The spread of antimicrobial-resistant bacteria (ARB) in natural environments including wild animals is a concern for public health. Birds cover large areas, and some fly across borders to migrate in large flocks. As a migratory bird, the Greater White-fronted Goose (Anser albifrons) travels to Miyajimanuma, North Japan, each spring and autumn. To investigate the ARB in migratory birds and their surroundings, we collected 110 fecal samples of A. albifrons and 18 water samples from Miyajimanuma in spring and autumn of 2019. Isolation of Escherichia coli was performed using selective agars with or without antimicrobials (cefazolin and nalidixic acid). Isolates of E. coli were recovered from 56 fecal samples (50.9%) and five water samples (27.8%) on agars without antimicrobials. No isolates were recovered on agars with antimicrobials. One E. coli isolate derived from a fecal sample exhibited resistance to β-lactams (ampicillin and cefazolin), whereas all other isolates exhibited susceptibility to all tested antimicrobials. The resistant isolate harbored blaACC, which could be transferred to other bacteria and confer resistance to β-lactams. These results suggest a low prevalence of antimicrobial resistance in wild migratory birds and their living environments; however, wild migratory birds sometimes carry ARB harboring transferrable antimicrobial resistance genes and therefore present a risk of spreading antimicrobial resistance.
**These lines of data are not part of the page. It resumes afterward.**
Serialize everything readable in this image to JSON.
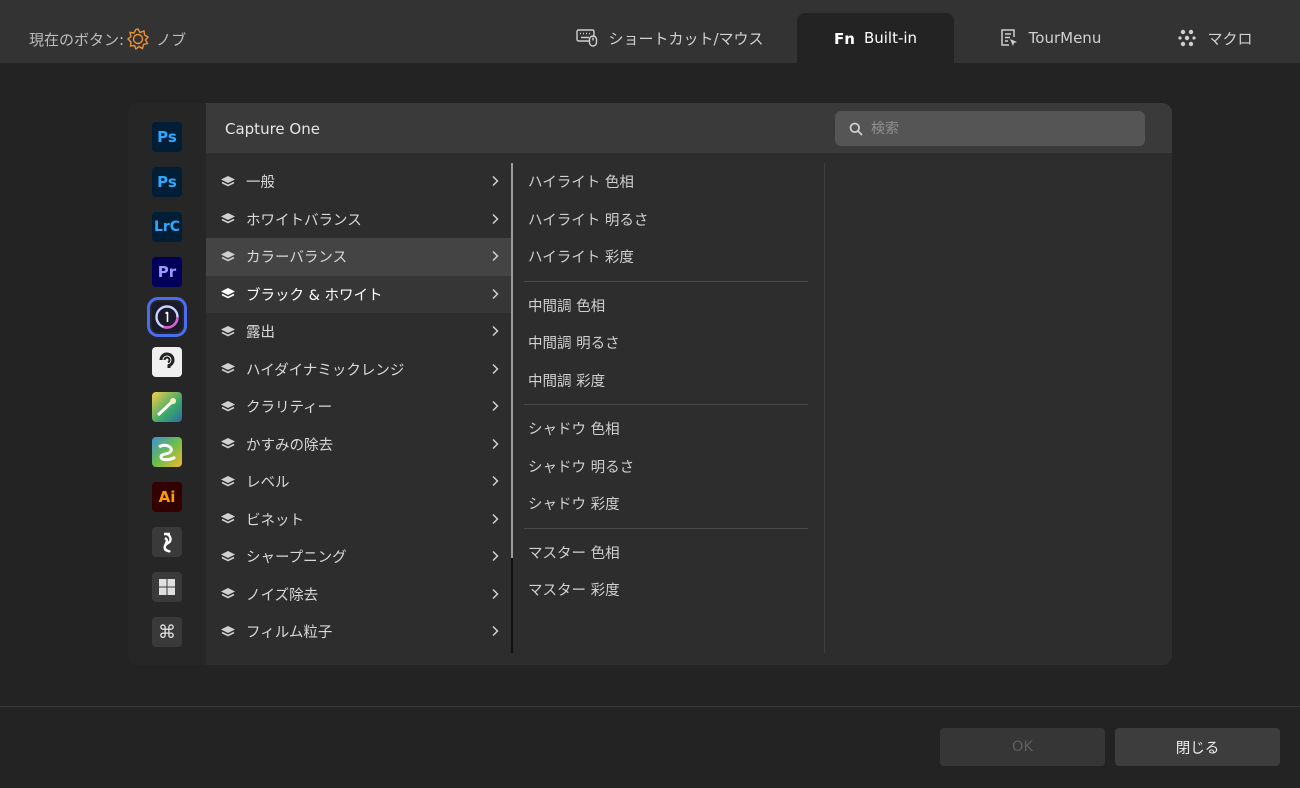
{
  "header": {
    "current_button_label": "現在のボタン:",
    "current_button_value": "ノブ",
    "tabs": [
      {
        "label": "ショートカット/マウス",
        "icon": "keyboard-mouse-icon"
      },
      {
        "label": "Built-in",
        "icon": "fn-icon"
      },
      {
        "label": "TourMenu",
        "icon": "tour-menu-icon"
      },
      {
        "label": "マクロ",
        "icon": "macro-icon"
      }
    ],
    "active_tab": "Built-in"
  },
  "apps": [
    {
      "label": "Ps"
    },
    {
      "label": "Ps"
    },
    {
      "label": "LrC"
    },
    {
      "label": "Pr"
    },
    {
      "label": "Capture One",
      "selected": true
    },
    {
      "label": "Clip Studio"
    },
    {
      "label": "Krita"
    },
    {
      "label": "Corel Painter"
    },
    {
      "label": "Ai"
    },
    {
      "label": "Inkscape"
    },
    {
      "label": "Windows"
    },
    {
      "label": "⌘"
    }
  ],
  "panel": {
    "title": "Capture One",
    "search_placeholder": "検索",
    "categories": [
      {
        "label": "一般"
      },
      {
        "label": "ホワイトバランス"
      },
      {
        "label": "カラーバランス",
        "state": "hover"
      },
      {
        "label": "ブラック & ホワイト",
        "state": "active"
      },
      {
        "label": "露出"
      },
      {
        "label": "ハイダイナミックレンジ"
      },
      {
        "label": "クラリティー"
      },
      {
        "label": "かすみの除去"
      },
      {
        "label": "レベル"
      },
      {
        "label": "ビネット"
      },
      {
        "label": "シャープニング"
      },
      {
        "label": "ノイズ除去"
      },
      {
        "label": "フィルム粒子"
      }
    ],
    "functions": [
      [
        "ハイライト 色相",
        "ハイライト 明るさ",
        "ハイライト 彩度"
      ],
      [
        "中間調 色相",
        "中間調 明るさ",
        "中間調 彩度"
      ],
      [
        "シャドウ 色相",
        "シャドウ 明るさ",
        "シャドウ 彩度"
      ],
      [
        "マスター 色相",
        "マスター 彩度"
      ]
    ]
  },
  "footer": {
    "ok_label": "OK",
    "close_label": "閉じる"
  },
  "colors": {
    "accent": "#4a6cf0",
    "knob_icon": "#e8923a",
    "background": "#232323",
    "topbar": "#333333"
  }
}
You have requested a machine translation of selected content from our databases. This functionality is provided solely for your convenience and is in no way intended to replace human translation. Neither BioOne nor the owners and publishers of the content make, and they explicitly disclaim, any express or implied representations or warranties of any kind, including, without limitation, representations and warranties as to the functionality of the translation feature or the accuracy or completeness of the translations.
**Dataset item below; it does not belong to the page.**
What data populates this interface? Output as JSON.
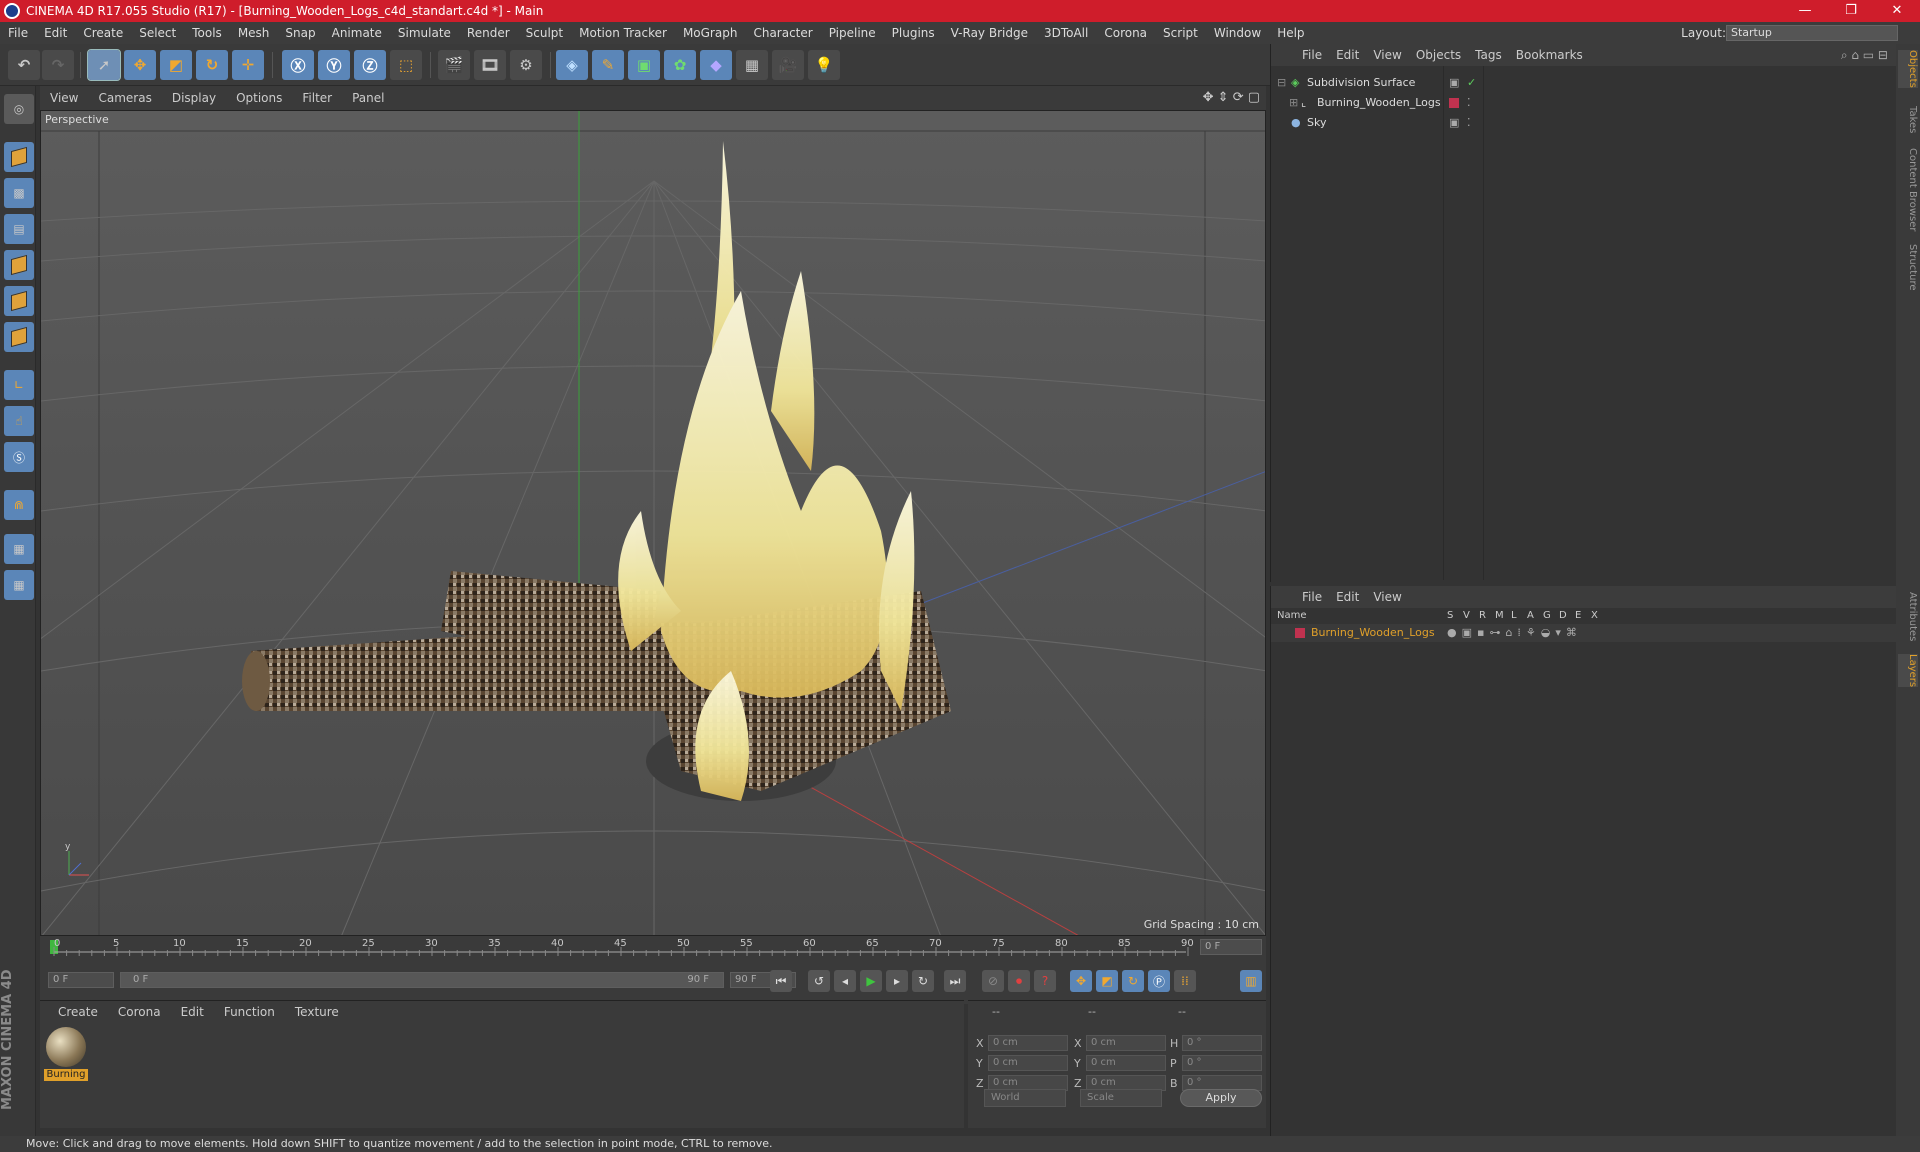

Translations are not retained in our system. Your use of this feature and the translations is subject to all use restrictions contained in the Terms and Conditions of Use of the BioOne website.
Vol. 57 • No. 4